Hong Kong government must ensure there is no abuse of 'green building' scheme
Developers are the beneficiaries of billions of dollars in revenue forgone by the public purse in the form of land premium waivers. This is to encourage them to include green features in their buildings such as energy efficiency, ventilation and indoor air quality, as well as for implementing sustainable building designs, like building setback and separation. In return for what they should be striving to do anyway without a cash bait, developers can increase gross floor area by 10 per cent without paying any extra premium.
The policy was introduced by the previous administration to foster a "quality and sustainable built environment". The intention is welcome and the whole idea sounds like a winner all round. It is therefore reasonable to expect openness and accountability to be a hallmark. It is disturbing to hear allegations of conflict of interest involving directors of an industry organisation that has a monopoly over "green" building assessments without government oversight.
The allegations centre on the BEAM (for building environmental assessment method) Society (BSL), founded by industry professionals, which set up the Green Building Council before the scheme began. Certification by BEAM Plus, conferred by the council, is a prerequisite for developers who wish to increase the gross floor area of their projects. In a leaked letter dated May 16, 2013, members of BSL's secretariat alleged that its 25 directors, many drawn from companies in the construction and property sector, had approved plans or project submissions in which some had a vested interest.
BSL chairman Professor Ng Cheuk-yee declined to divulge the results of an investigation but said not all the recommended follow-up actions had been implemented.
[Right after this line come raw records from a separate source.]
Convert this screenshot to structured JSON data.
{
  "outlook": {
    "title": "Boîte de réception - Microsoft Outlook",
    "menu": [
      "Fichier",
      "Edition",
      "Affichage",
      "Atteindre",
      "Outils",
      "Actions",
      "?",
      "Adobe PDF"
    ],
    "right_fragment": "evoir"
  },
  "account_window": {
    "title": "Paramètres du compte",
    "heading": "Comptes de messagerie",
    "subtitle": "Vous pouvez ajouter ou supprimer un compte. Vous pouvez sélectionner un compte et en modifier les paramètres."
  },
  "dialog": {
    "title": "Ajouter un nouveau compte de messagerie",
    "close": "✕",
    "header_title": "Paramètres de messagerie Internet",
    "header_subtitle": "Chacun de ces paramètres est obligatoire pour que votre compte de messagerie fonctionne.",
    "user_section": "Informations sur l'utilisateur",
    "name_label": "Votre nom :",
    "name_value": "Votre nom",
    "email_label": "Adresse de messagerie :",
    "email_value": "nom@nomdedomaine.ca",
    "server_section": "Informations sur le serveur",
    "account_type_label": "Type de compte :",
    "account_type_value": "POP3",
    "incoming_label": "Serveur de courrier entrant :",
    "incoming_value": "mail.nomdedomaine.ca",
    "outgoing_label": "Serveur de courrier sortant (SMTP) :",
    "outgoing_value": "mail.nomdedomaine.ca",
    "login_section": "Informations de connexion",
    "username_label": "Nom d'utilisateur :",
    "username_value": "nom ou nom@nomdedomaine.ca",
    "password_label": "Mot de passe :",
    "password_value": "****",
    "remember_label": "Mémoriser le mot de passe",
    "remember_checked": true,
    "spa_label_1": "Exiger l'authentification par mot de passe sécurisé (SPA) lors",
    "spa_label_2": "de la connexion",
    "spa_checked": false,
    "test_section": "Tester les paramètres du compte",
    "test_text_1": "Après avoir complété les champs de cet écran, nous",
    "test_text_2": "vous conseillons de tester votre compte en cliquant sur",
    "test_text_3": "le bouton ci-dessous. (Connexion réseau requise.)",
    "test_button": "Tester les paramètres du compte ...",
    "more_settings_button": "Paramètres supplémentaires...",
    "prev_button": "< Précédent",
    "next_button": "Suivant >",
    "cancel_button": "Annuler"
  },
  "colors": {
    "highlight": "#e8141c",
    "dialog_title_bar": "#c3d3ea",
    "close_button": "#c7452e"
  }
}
Democratic Party lawmaker Wu Chi-wai remains "aghast" at the lack of oversight and concerned about the potential for loss of public trust. The Buildings Department took a month to respond to this newspaper's request for comment and then said it was not "involved in the management and operation [of the council, BSL or the scheme]". That may be true, but the department promulgated comprehensive practice notes for implementing the policy in the first place, so it is better placed than most to advise on protection of the public interest. The government could make a start by turning BSL into a statutory body to make it accountable, as recommended by the Independent Commission Against Corruption.